═══ Source data ═══

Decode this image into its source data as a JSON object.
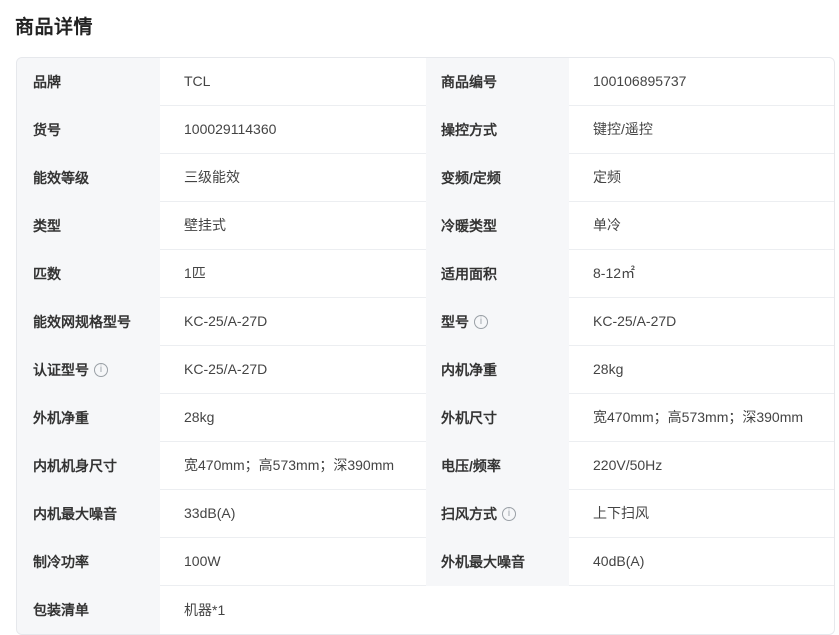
{
  "page_title": "商品详情",
  "rows": [
    {
      "k1": "品牌",
      "v1": "TCL",
      "k2": "商品编号",
      "v2": "100106895737"
    },
    {
      "k1": "货号",
      "v1": "100029114360",
      "k2": "操控方式",
      "v2": "键控/遥控"
    },
    {
      "k1": "能效等级",
      "v1": "三级能效",
      "k2": "变频/定频",
      "v2": "定频"
    },
    {
      "k1": "类型",
      "v1": "壁挂式",
      "k2": "冷暖类型",
      "v2": "单冷"
    },
    {
      "k1": "匹数",
      "v1": "1匹",
      "k2": "适用面积",
      "v2": "8-12㎡"
    },
    {
      "k1": "能效网规格型号",
      "v1": "KC-25/A-27D",
      "k2": "型号",
      "v2": "KC-25/A-27D"
    },
    {
      "k1": "认证型号",
      "v1": "KC-25/A-27D",
      "k2": "内机净重",
      "v2": "28kg"
    },
    {
      "k1": "外机净重",
      "v1": "28kg",
      "k2": "外机尺寸",
      "v2": "宽470mm；高573mm；深390mm"
    },
    {
      "k1": "内机机身尺寸",
      "v1": "宽470mm；高573mm；深390mm",
      "k2": "电压/频率",
      "v2": "220V/50Hz"
    },
    {
      "k1": "内机最大噪音",
      "v1": "33dB(A)",
      "k2": "扫风方式",
      "v2": "上下扫风"
    },
    {
      "k1": "制冷功率",
      "v1": "100W",
      "k2": "外机最大噪音",
      "v2": "40dB(A)"
    },
    {
      "k1": "包装清单",
      "v1": "机器*1"
    }
  ],
  "info_icon": "i"
}
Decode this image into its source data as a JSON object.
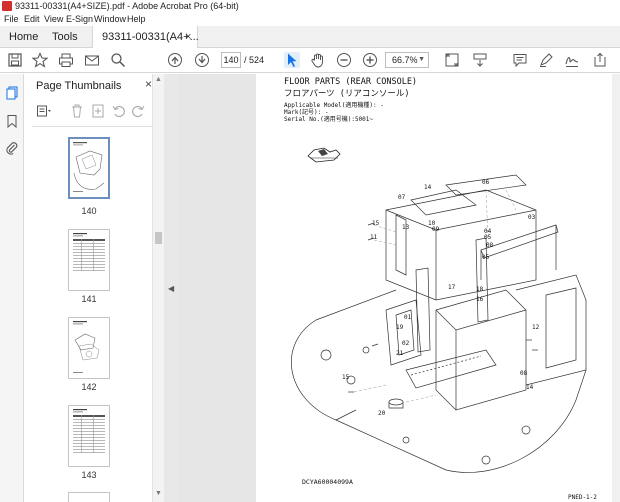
{
  "window": {
    "title": "93311-00331(A4+SIZE).pdf - Adobe Acrobat Pro (64-bit)"
  },
  "menu": [
    "File",
    "Edit",
    "View",
    "E-Sign",
    "Window",
    "Help"
  ],
  "tabs": {
    "home": "Home",
    "tools": "Tools",
    "document": "93311-00331(A4+...",
    "close_glyph": "×"
  },
  "toolbar": {
    "current_page": "140",
    "page_separator": "/",
    "total_pages": "524",
    "zoom": "66.7%"
  },
  "panel": {
    "title": "Page Thumbnails",
    "close_glyph": "×",
    "thumbnails": [
      {
        "label": "140",
        "selected": true
      },
      {
        "label": "141",
        "selected": false
      },
      {
        "label": "142",
        "selected": false
      },
      {
        "label": "143",
        "selected": false
      }
    ]
  },
  "page": {
    "title_en": "FLOOR PARTS (REAR CONSOLE)",
    "title_jp": "フロアパーツ (リアコンソール)",
    "applicable_model": "Applicable Model(適用機種): -",
    "mark": "Mark(記号): -",
    "serial": "Serial No.(適用号機):5001~",
    "figure_code": "DCYA60004099A",
    "page_code": "PNED-1-2",
    "callouts": [
      "14",
      "06",
      "07",
      "15",
      "13",
      "11",
      "10",
      "09",
      "04",
      "05",
      "08",
      "03",
      "17",
      "16",
      "18",
      "01",
      "02",
      "19",
      "21",
      "15",
      "08",
      "15",
      "20",
      "14",
      "15",
      "12",
      "05",
      "05"
    ]
  },
  "colors": {
    "accent": "#1473e6",
    "pdf_red": "#d32f2f",
    "panel_bg": "#ffffff",
    "doc_bg": "#e6e6e6"
  }
}
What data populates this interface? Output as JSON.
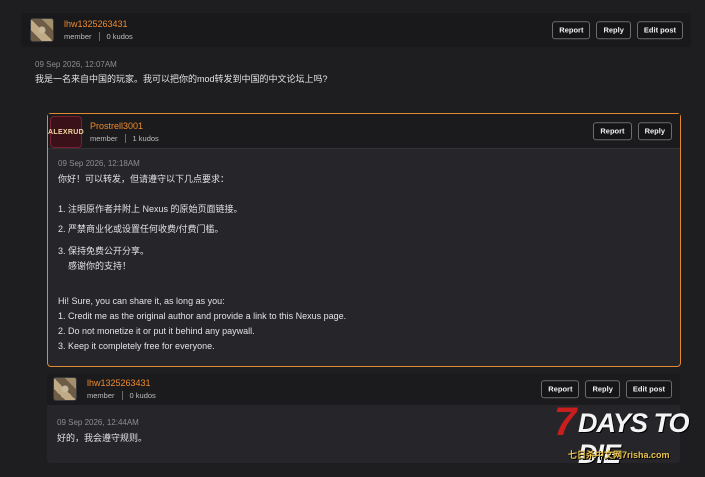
{
  "post1": {
    "username": "lhw1325263431",
    "role": "member",
    "kudos": "0 kudos",
    "buttons": {
      "report": "Report",
      "reply": "Reply",
      "edit": "Edit post"
    },
    "time": "09 Sep 2026, 12:07AM",
    "text": "我是一名来自中国的玩家。我可以把你的mod转发到中国的中文论坛上吗?"
  },
  "post2": {
    "avatar_text": "ALEXRUD",
    "username": "Prostrell3001",
    "role": "member",
    "kudos": "1 kudos",
    "buttons": {
      "report": "Report",
      "reply": "Reply"
    },
    "time": "09 Sep 2026, 12:18AM",
    "lines": [
      "你好！可以转发，但请遵守以下几点要求：",
      "1. 注明原作者并附上 Nexus 的原始页面链接。",
      "2. 严禁商业化或设置任何收费/付费门槛。",
      "3. 保持免费公开分享。",
      "感谢你的支持！",
      "Hi! Sure, you can share it, as long as you:",
      "1. Credit me as the original author and provide a link to this Nexus page.",
      "2. Do not monetize it or put it behind any paywall.",
      "3. Keep it completely free for everyone."
    ]
  },
  "post3": {
    "username": "lhw1325263431",
    "role": "member",
    "kudos": "0 kudos",
    "buttons": {
      "report": "Report",
      "reply": "Reply",
      "edit": "Edit post"
    },
    "time": "09 Sep 2026, 12:44AM",
    "text": "好的，我会遵守规则。"
  },
  "watermark": {
    "seven": "7",
    "title": "DAYS TO DIE",
    "subtitle": "七日杀中文网7risha.com"
  },
  "colors": {
    "accent": "#f08a2c",
    "border_highlight": "#e08a32"
  }
}
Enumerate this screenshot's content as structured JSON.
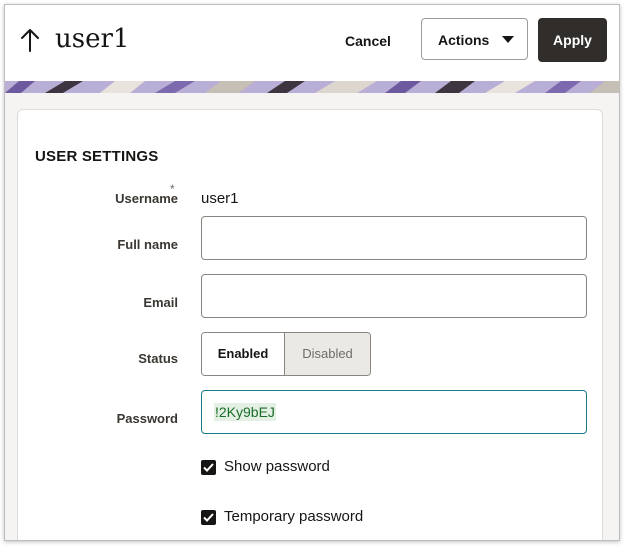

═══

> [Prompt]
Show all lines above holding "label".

> [Solution to the problem]
        "label": "140",
        "label": "141",
        "label": "142",
        "label": "143",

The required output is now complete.